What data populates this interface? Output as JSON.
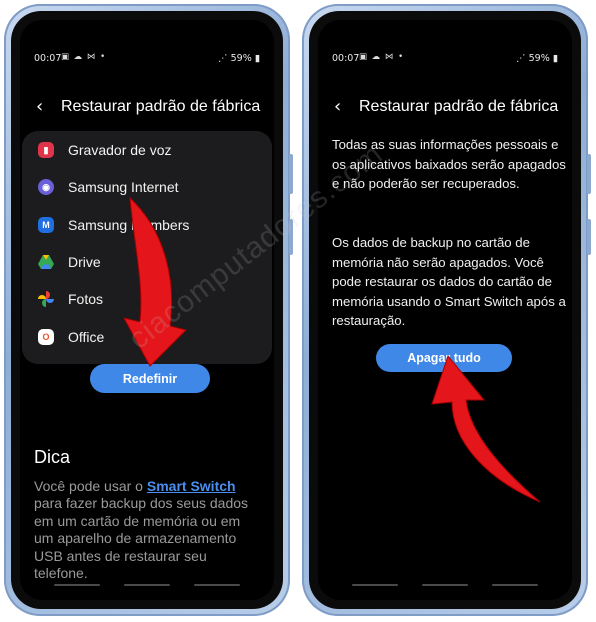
{
  "left": {
    "status": {
      "time": "00:07",
      "icons": "▣ ☁ ⋈ •",
      "battery": "59%"
    },
    "header": {
      "title": "Restaurar padrão de fábrica"
    },
    "apps": [
      {
        "label": "Gravador de voz",
        "icon": "voice-recorder-icon",
        "color": "#e0344a"
      },
      {
        "label": "Samsung Internet",
        "icon": "samsung-internet-icon",
        "color": "#6a5fd8"
      },
      {
        "label": "Samsung Members",
        "icon": "samsung-members-icon",
        "color": "#1f6fe0"
      },
      {
        "label": "Drive",
        "icon": "google-drive-icon",
        "color": "#34a853"
      },
      {
        "label": "Fotos",
        "icon": "google-photos-icon",
        "color": "#fbbc05"
      },
      {
        "label": "Office",
        "icon": "office-icon",
        "color": "#e8562a"
      }
    ],
    "reset_button": "Redefinir",
    "tip": {
      "title": "Dica",
      "text_before": "Você pode usar o ",
      "link": "Smart Switch",
      "text_after": " para fazer backup dos seus dados em um cartão de memória ou em um aparelho de armazenamento USB antes de restaurar seu telefone."
    }
  },
  "right": {
    "status": {
      "time": "00:07",
      "icons": "▣ ☁ ⋈ •",
      "battery": "59%"
    },
    "header": {
      "title": "Restaurar padrão de fábrica"
    },
    "info_1": "Todas as suas informações pessoais e os aplicativos baixados serão apagados e não poderão ser recuperados.",
    "info_2": "Os dados de backup no cartão de memória não serão apagados. Você pode restaurar os dados do cartão de memória usando o Smart Switch após a restauração.",
    "erase_button": "Apagar tudo"
  },
  "watermark": "ciacomputadores.com",
  "colors": {
    "accent": "#3f88e8",
    "arrow": "#e4161b",
    "frame": "#9db6dc"
  }
}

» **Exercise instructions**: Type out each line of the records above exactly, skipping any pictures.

» **Expected output**:
What data populates this interface? Output as JSON.
{
  "left": {
    "status": {
      "time": "00:07",
      "icons": "▣ ☁ ⋈ •",
      "battery": "59%"
    },
    "header": {
      "title": "Restaurar padrão de fábrica"
    },
    "apps": [
      {
        "label": "Gravador de voz",
        "icon": "voice-recorder-icon",
        "color": "#e0344a"
      },
      {
        "label": "Samsung Internet",
        "icon": "samsung-internet-icon",
        "color": "#6a5fd8"
      },
      {
        "label": "Samsung Members",
        "icon": "samsung-members-icon",
        "color": "#1f6fe0"
      },
      {
        "label": "Drive",
        "icon": "google-drive-icon",
        "color": "#34a853"
      },
      {
        "label": "Fotos",
        "icon": "google-photos-icon",
        "color": "#fbbc05"
      },
      {
        "label": "Office",
        "icon": "office-icon",
        "color": "#e8562a"
      }
    ],
    "reset_button": "Redefinir",
    "tip": {
      "title": "Dica",
      "text_before": "Você pode usar o ",
      "link": "Smart Switch",
      "text_after": " para fazer backup dos seus dados em um cartão de memória ou em um aparelho de armazenamento USB antes de restaurar seu telefone."
    }
  },
  "right": {
    "status": {
      "time": "00:07",
      "icons": "▣ ☁ ⋈ •",
      "battery": "59%"
    },
    "header": {
      "title": "Restaurar padrão de fábrica"
    },
    "info_1": "Todas as suas informações pessoais e os aplicativos baixados serão apagados e não poderão ser recuperados.",
    "info_2": "Os dados de backup no cartão de memória não serão apagados. Você pode restaurar os dados do cartão de memória usando o Smart Switch após a restauração.",
    "erase_button": "Apagar tudo"
  },
  "watermark": "ciacomputadores.com",
  "colors": {
    "accent": "#3f88e8",
    "arrow": "#e4161b",
    "frame": "#9db6dc"
  }
}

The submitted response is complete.